    The Actual Number of Strokes That Result in These Golf Scores

    Here's what these most-common golf scoring terms mean for holes with pars of 5, 4 and 3, in the actual number of strokes:

    Par-5 Hole

    • Double eagle: On a par-5, means you finished the hole in 2 strokes
    • Eagle: You finished the hole in 3 strokes
    • Birdie: You finished the hole in 4 strokes
    • Par: You finished the hole in 5 strokes
    • Bogey: You finished the hole in 6 strokes
    • Double bogey: You finished the hole in 7 strokes
    • Triple bogey: You finished the hole in 8 strokes

    Par-4 Hole

    • Double eagle: On a par-4, means you finished the hole in 1 stroke—a hole-in-one (very, very rare on par-4 holes)
    • Eagle: You finished the hole in 2 strokes
    • Birdie: You finished the hole in 3 strokes
    • Par: You finished the hole in 4 strokes
    • Bogey: You finished the hole in 5 strokes
    • Double bogey: You finished the hole in 6 strokes
    • Triple bogey: You finished the hole in 7 strokes

    Par-3 Hole

    • Double eagle: Double eagles are not possible on par-3 holes (a score of 3-under on a par-3 would be zero)
    • Eagle: You finished the hole in 1 stroke—a hole-in-one
    • Birdie: You finished the hole in 2 strokes
    • Par: You finished the hole in 3 strokes
    • Bogey: You finished the hole in 4 strokes
    • Double bogey: You finished the hole in 5 strokes
    • Triple bogey: You finished the hole in 6 strokes

    Note that any hole-in-one or ace will be called by those terms, rather than by double eagle (on a par-4) or eagle (on a par-3). After all, why use double eagle or eagle when you can call it a hole-in-one?

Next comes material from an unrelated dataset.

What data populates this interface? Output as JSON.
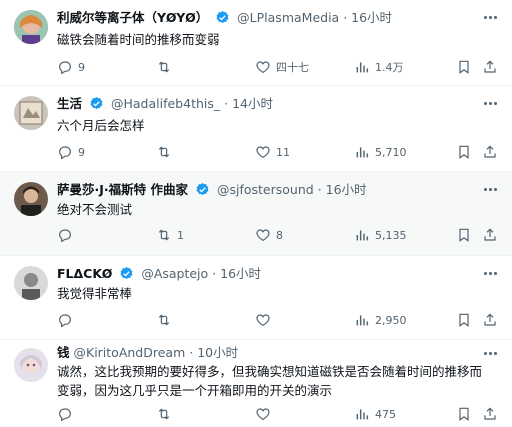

    Another note about the alternative term for "double eagle": Albatross is the preferred term in most of the golfing world; double eagle is the preferred term in the United States.